The skyline of Lower Manhattan is pictured in New York, New York, U.S., September 2, 2016.   REUTERS/Carlo Allegri
The skyline of Lower Manhattan is pictured in New York, New York, U.S., September 2, 2016. REUTERS/Carlo Allegri


New York – Asking rents for office space in downtown New York hit a record high in May as construction of a new tower at the World Trade Center and the migration of firms to a revitalized Lower Manhattan helped lift rental rates, brokerage CBRE Group Inc said on Thursday.

The average rent landlords are seeking in downtown climbed to $62 a square foot last month when the addition of 1.7 million square feet at 3 World Trade Center is added to the office space available for lease, the brokerage said.

Since January 2011, 393 have moved in, compared with only 74 leaving, CBRE said. The relocations highlight the transformation of a Lower Manhattan hit hard by the Sept. 11, 2001, attacks into a highly desirable neighborhood.

Downtown’s revival has been driven by firms based in technology, advertising, media and information, or TAMI, which account for the largest amount of leasing at 30 percent. More than half of these firms chose space in buildings built before World War Two.

The TAMI sector has also driven jobs growth in the city since 2010, with new employment in these firms outpacing the financial services industry, traditionally the biggest jobs creator in Manhattan.

Unemployment in the city is near record lows, with the jobless rate in Manhattan last month climbing three-tenths of a percent off an all-time low of 3.5 percent in April, according to the New York State Department of Labor. The rate is lower than the U.S. unemployment rate of 4.3 percent in May.

The desire of millennials to “live, work and play” in their neighborhood has helped turn Lower Manhattan more residential and upscale. The median income of people ages 18 to 44 living in Lower Manhattan is $161,739, according to the Alliance for Downtown New York, which promotes business in the area.

Lower Manhattan’s revival as an office market can also be seen in the narrowing of the gap to 23.5 percent from more than 43 percent a decade ago between asking rents in Midtown, a bastion of Corporate America, and downtown.

The volume of leasing has climbed above a five-year average, which is another sign of the market’s vitality, CBRE said.

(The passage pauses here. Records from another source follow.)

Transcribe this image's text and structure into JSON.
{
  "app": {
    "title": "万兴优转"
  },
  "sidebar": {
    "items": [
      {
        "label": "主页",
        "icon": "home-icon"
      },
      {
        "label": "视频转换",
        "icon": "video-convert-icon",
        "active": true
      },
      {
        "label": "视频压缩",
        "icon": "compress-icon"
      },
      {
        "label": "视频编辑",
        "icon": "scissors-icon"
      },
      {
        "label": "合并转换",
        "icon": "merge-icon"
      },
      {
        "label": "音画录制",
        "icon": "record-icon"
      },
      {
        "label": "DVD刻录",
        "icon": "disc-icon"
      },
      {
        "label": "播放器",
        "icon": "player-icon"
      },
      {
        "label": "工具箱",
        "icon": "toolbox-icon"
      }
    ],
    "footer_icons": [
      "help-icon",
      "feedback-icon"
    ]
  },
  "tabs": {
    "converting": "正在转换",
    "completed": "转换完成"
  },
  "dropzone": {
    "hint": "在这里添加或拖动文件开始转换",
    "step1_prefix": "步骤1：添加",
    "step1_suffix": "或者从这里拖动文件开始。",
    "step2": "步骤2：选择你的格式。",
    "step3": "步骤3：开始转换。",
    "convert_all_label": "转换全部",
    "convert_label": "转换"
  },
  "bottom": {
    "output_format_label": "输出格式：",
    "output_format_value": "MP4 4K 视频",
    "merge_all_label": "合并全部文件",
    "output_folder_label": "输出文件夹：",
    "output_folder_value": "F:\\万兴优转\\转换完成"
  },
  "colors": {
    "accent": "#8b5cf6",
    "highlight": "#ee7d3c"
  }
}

The increase in rents above $60 a square foot downtown marks a threshold, according to Colliers International, which expects to report asking rents for Lower Manhattan will be $63.46 a square foot at quarter’s end.

As reported by Vos Iz Neias